I know a Latin woman who works as a cleaning lady in a healthcare facility. She has two children and a working husband. Her goal is to become a licensed practical nurse (LPN), and she is a student at a private college. When she told me she was in her final year of study and that she had a debt of several thousand dollars, I asked why she hadn’t enrolled in a local community college where the fee would have been lower. Her shrug was unreadable. I didn’t know if she had an aversion to a public school, or if she didn’t realize a two-year college would have earned her the same license for less.
Sadly, the woman is an example of why the Great Gatsby Curve persists in our society. The curve occurs when too great a gap exists between rich and poor people in a culture, and an individual gets trapped in the class into which he or she is born, a condition becoming prevalent in the United States. (“the business of equality,” by Jenna Smialek, Bloomberg Businessweek, March 25, 2019, pg. 42.)
The poor find it harder to climb the economic ladder because many lack a support system They must make their way through the gates of higher education alone and may find it confusing. Like the Latin woman I mentioned, simply knowing a community college option existed for a LPN license might have saved her significant fees. Instead, she enrolled in a private college. No doubt, their aggressive advertising made enrollment seem easy. She paid for the convenience, however through higher tuition costs.
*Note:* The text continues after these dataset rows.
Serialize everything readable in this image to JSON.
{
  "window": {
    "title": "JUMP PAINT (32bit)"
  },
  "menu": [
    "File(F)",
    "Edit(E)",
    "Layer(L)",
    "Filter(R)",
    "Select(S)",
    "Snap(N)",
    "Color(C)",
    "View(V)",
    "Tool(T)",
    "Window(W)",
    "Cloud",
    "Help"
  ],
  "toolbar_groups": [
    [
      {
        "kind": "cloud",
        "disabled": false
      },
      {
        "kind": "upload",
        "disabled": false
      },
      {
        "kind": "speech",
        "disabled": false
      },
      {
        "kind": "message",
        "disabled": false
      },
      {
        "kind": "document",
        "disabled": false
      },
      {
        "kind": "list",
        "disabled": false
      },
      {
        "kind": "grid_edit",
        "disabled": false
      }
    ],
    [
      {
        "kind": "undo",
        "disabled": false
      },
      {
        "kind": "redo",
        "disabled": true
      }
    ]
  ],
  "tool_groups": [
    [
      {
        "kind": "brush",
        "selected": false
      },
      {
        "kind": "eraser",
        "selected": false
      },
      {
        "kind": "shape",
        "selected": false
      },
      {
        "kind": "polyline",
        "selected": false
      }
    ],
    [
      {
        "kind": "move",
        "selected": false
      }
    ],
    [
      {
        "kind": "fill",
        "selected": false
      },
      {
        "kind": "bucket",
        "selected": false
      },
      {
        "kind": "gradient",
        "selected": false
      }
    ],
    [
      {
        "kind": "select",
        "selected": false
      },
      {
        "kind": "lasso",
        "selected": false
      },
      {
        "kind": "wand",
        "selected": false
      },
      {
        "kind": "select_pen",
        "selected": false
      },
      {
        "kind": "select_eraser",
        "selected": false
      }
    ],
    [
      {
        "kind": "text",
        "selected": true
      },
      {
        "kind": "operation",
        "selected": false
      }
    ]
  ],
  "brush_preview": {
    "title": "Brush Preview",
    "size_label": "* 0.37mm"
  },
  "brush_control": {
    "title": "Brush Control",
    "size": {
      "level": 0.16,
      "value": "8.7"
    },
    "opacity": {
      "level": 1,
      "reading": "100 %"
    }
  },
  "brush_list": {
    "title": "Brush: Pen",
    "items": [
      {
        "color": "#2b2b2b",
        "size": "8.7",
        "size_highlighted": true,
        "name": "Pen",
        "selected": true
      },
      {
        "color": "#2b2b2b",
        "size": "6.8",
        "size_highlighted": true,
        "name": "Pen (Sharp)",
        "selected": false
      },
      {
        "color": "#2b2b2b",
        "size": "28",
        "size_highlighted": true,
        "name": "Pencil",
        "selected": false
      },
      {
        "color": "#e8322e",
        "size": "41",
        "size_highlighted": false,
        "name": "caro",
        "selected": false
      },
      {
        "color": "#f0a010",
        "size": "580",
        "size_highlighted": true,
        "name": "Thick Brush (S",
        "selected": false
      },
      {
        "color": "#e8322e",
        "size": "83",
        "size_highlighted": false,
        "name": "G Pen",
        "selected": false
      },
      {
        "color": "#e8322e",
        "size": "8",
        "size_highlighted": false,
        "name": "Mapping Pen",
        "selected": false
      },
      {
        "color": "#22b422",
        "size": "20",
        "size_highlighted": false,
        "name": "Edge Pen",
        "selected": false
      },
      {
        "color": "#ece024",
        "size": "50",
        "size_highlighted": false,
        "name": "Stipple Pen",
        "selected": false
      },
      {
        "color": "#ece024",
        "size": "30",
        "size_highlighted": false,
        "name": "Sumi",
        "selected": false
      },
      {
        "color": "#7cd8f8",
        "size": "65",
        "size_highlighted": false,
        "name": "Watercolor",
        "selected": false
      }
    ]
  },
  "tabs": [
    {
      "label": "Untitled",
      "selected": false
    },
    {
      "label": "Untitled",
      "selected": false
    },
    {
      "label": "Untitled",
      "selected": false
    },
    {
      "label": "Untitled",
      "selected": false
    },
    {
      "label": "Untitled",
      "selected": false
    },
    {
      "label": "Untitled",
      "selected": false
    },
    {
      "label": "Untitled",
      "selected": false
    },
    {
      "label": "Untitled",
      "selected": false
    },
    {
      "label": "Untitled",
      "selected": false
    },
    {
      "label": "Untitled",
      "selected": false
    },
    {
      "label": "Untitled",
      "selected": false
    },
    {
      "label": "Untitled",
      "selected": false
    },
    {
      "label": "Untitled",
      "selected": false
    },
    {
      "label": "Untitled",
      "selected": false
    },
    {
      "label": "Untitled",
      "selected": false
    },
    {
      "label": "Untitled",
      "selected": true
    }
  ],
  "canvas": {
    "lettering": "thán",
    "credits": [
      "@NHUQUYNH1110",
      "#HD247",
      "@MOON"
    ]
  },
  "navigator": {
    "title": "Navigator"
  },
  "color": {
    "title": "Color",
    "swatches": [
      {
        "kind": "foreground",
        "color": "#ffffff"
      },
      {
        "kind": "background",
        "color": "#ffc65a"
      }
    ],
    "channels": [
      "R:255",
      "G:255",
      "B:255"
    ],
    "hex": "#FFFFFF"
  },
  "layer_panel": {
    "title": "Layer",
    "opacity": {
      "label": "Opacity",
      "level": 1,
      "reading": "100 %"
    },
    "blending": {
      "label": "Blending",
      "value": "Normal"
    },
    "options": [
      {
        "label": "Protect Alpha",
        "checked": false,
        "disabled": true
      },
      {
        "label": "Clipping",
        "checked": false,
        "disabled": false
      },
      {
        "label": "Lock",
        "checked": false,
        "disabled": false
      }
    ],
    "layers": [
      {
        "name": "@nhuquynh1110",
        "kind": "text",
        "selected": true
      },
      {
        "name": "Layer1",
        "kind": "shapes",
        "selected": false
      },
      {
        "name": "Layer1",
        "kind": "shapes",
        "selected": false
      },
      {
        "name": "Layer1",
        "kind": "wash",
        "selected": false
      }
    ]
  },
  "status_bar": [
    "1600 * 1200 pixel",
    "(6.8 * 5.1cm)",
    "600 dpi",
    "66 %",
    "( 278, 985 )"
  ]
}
Another economic hurdle for the woman is her race. She is likely to face discrimination, which will make it harder to obtain a job with a good salary.
Surprisingly, economically disadvantaged students who have performed well in high school and achieved good scores on standardized tests, often don’t apply to selective colleges and universities. (Ibid pg. 43.) Application procedures may appear daunting to first generation achievers. Humbly, they step aside, while some wealthy parents resort to illegal measures to open doors for their underachieving children.
Can this country afford to allow gifted minorities to fall by the wayside? Sadly, some academic communities behave as if they think the country can.